Which of the lines below contain the string "Product"? Copy each one.

#### Items from a dataset:
= = =

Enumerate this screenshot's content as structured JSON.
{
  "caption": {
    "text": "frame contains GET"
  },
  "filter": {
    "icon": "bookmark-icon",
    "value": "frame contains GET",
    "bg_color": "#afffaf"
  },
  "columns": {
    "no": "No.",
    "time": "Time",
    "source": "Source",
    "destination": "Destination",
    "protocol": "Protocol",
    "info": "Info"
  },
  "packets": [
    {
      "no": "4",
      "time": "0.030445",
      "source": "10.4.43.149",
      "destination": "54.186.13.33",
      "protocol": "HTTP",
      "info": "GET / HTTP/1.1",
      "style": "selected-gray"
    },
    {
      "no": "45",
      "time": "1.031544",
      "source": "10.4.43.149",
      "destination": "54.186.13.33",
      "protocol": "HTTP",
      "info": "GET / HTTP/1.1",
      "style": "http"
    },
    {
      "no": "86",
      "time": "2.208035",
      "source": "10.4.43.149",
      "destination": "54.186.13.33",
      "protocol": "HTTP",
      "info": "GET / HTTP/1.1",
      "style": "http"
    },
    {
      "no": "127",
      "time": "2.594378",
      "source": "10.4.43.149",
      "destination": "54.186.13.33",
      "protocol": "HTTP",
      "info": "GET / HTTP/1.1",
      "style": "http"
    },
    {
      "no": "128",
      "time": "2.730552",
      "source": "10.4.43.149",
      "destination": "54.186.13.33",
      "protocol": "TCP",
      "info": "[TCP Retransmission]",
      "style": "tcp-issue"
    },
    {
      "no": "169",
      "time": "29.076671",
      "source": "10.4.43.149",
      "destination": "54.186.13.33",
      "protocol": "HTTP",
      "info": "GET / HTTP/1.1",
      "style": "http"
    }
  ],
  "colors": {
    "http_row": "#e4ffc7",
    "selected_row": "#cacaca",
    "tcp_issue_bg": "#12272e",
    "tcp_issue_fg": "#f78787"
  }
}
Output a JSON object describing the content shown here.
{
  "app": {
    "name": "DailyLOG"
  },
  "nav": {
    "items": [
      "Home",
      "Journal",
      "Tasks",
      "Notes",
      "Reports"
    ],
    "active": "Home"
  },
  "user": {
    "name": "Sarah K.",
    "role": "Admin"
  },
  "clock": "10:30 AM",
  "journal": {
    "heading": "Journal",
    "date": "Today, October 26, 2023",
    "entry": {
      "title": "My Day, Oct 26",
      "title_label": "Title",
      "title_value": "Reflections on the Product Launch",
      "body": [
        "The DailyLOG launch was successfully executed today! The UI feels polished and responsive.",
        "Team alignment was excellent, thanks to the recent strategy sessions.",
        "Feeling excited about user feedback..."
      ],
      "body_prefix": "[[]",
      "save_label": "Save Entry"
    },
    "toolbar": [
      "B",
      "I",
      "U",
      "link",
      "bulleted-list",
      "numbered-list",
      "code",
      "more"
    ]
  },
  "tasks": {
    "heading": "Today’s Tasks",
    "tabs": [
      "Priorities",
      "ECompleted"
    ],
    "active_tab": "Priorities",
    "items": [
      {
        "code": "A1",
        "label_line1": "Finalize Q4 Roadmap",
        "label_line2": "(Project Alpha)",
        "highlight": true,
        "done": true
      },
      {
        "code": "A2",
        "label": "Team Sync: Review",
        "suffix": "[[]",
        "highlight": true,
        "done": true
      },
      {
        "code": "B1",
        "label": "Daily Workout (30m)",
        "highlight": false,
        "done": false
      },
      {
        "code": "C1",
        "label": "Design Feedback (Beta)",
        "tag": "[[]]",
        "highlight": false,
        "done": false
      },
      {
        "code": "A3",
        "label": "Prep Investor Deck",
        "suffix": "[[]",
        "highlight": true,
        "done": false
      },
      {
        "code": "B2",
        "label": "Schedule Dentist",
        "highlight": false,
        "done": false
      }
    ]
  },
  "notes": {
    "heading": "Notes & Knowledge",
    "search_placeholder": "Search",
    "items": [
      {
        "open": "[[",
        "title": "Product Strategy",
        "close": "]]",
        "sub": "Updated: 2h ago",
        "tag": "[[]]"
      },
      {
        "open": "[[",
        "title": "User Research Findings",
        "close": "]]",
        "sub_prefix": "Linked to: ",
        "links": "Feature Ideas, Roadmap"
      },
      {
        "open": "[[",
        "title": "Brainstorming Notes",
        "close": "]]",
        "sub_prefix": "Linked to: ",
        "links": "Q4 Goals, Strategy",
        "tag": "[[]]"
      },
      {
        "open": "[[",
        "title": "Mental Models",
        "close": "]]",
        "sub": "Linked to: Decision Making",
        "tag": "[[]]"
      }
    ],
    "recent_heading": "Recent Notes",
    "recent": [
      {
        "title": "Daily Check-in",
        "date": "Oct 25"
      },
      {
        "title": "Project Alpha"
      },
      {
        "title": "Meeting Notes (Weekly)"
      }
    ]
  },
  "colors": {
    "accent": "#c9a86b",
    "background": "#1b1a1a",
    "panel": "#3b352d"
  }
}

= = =

#### Response for this exercise:
      "title_value": "Reflections on the Product Launch",
        "title": "Product Strategy",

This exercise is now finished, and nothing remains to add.